Toasts should not be long outrageous or insulting. Toasts should
share a balance of humour and sentiment, be an appropriate length, and
have natural rhythm and sincerity. Increase your chances of delivering a
speech people will remember by avoiding these eight common pitfalls.
- Have A Dull Opening – This is
guaranteed to lose your audience immediately. The opening sets the tone
for everything to follow. And keep it tasteful. I attended one wedding
in which the best man opened with, When I first met Steven, I thought he
might be a member of the Taliban. Thankfully, I was wrong. The room
fell quieter then a theatre showing a Pauly Shore film.
- Be Vulgar – Use bathroom humour or
vulgarity. Guaranteed to turn off everyone except juveniles, who will
snicker appreciatively. No bride and groom deserve to have their day
punctured by crass material. Just because cousin Darrell likes to tell
jokes involving bodily functions doesn’t mean they’re funny. If you read
over your toast and find it sounds like something cousin Darrel might
have conceived, try again.
- Be Sure To Ramble – Tell stories that
have no point. Your lose your audience in a hurry. Anecdotes can serve
as powerful accents to toast, but only if they mean something and go
Its not enough to say, Brenda and I have had lots of
fun together over the years. One time we missed a concert because she
had to make sure her bed was properly made!
This may have been
hilarious to the two of you at the time, but the audience has to
understand why it’s funny. Does it (a) highlight Brenda’s compulsion for

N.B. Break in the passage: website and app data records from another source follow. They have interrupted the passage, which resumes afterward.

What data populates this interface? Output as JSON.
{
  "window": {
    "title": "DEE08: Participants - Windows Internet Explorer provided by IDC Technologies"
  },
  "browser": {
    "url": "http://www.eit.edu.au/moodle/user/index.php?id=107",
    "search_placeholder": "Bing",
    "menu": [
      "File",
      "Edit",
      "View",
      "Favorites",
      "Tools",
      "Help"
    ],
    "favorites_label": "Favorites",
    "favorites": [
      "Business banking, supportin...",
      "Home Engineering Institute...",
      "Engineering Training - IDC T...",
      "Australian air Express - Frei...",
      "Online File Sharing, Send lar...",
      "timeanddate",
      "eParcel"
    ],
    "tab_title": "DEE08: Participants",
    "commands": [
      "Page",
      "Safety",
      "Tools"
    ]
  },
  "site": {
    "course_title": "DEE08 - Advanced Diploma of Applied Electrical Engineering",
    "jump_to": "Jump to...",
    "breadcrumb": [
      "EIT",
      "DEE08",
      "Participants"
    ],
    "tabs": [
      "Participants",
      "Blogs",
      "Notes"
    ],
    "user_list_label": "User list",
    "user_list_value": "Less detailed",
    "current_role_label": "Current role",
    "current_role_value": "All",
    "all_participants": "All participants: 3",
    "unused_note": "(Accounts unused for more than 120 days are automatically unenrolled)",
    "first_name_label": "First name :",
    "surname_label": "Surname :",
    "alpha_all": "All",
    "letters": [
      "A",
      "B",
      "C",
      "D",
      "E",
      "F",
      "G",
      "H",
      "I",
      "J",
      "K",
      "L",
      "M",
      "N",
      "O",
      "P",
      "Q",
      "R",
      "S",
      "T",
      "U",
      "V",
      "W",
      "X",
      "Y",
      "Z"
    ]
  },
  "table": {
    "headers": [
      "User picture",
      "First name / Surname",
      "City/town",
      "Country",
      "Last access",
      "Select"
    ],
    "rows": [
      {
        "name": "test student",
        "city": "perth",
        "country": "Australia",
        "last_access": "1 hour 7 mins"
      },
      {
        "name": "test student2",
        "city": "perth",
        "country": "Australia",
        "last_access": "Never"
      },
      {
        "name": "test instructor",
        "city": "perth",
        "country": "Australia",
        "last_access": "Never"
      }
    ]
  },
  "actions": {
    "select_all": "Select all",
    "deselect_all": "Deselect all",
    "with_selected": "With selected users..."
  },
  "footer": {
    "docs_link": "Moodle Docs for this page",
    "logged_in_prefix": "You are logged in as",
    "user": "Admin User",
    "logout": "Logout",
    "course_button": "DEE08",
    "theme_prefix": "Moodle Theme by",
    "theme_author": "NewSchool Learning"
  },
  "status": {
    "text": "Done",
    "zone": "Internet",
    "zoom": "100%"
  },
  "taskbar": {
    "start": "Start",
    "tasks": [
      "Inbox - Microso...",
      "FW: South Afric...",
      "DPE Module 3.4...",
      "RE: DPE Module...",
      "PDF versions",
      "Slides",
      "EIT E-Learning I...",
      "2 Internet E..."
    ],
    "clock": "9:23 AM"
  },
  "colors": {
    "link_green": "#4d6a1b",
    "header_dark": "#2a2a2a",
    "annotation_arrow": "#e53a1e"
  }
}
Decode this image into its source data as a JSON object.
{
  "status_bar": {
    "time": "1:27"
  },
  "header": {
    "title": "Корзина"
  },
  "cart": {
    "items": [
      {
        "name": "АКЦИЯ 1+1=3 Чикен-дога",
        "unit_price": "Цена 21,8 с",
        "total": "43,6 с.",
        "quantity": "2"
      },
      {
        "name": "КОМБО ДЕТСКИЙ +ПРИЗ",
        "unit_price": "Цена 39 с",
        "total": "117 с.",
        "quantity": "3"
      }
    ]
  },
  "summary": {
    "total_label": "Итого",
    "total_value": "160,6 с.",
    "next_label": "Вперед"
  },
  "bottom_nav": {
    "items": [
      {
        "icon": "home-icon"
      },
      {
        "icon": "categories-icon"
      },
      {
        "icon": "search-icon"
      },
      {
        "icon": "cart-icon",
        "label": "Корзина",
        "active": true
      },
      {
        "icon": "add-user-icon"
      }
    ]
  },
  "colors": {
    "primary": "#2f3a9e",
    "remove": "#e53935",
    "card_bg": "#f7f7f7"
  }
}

neatness or (b) that the two of you always make each other late or (c)
that the only chore she ever had at home was making her bed, and she
couldn’t even get that right.
Any story should have significance within the overall theme of your toast, and the meaning should be clear to everyone.
- Embarrass The Couple – Cross the line
from roasting to ridiculing and make everyone squirm. Teasing the bride
or groom with personal quirks or idiosyncrasies can add humour and even
affection to your toast – but be careful that the teasing doesn’t
inadvertently tip over into nastiness.
Adopting the same tone in
your speech as you might normally use with your friends could come off
as callous to those who don’t know the nature of your relationship.
- Ridicule The Bride – Make fun of the
bride and earn the hatred of everyone in the room. All grooms should
especially heed this rule. This is the day you are proclaiming to the
world your everlasting love for your bride, and teasing – even teasing
that seems harmless to you – can be risky. So before you include that
joke about how clinically insane she seemed during the wedding planning
or how you’re amazed by her ability to spend hours on the phone talking
with her friends about nothing at all, button up. Your job is to make
her feel like a princess.
- Flatter The Wrong Folks – This rule might also be called, Forgetting Whom The Wedding Day Is About.
Danny’s brides three attendants all happened to be incredibly
attractive women. Danny elected to open his speech – his first public
address to his new bride – by pointing out that, no matter what course
the marriage might take, they could at least always say they had the
best damn good-looking bridesmaids ever. Um, yeah. Super. It’s the
Bride’s Day. Remember?
- Tell Inside Jokes – Overload on inside
jokes that only three people will get. You might make a quick reference
or two to something private you and the toastee shared, but don’t
overburden your speech with them. One measure of the good toast is the
nod factor that is, the portion of the people in the crowd nodding along
with you when you mention a certain quality the bride or groom
possesses. Inside stories achieve the opposite: they make people say to
their neighbour, What’s he talking about? So side-step sharing with the
entire room memories of that crazy night in Montreal only you and the
groom know about.
- Rely On Tired Cliches – Resort to
cliches and hyperbole. Yawn. Cliche words or phrases (Your beautiful
Inside and out) and blanket statements (You will never know what you
mean to me) scatter in the air like so much dandruff.
Get at the essence of the person about whom you’re speaking.
- Consider the person’s defining characteristics.
- Use specific anecdotes to demonstrate these characteristics.
- Identify an attractive aspect of the person only you know about – and share it.
Come up with words that resonate. Even if they aren’t the perfect words, they are yours.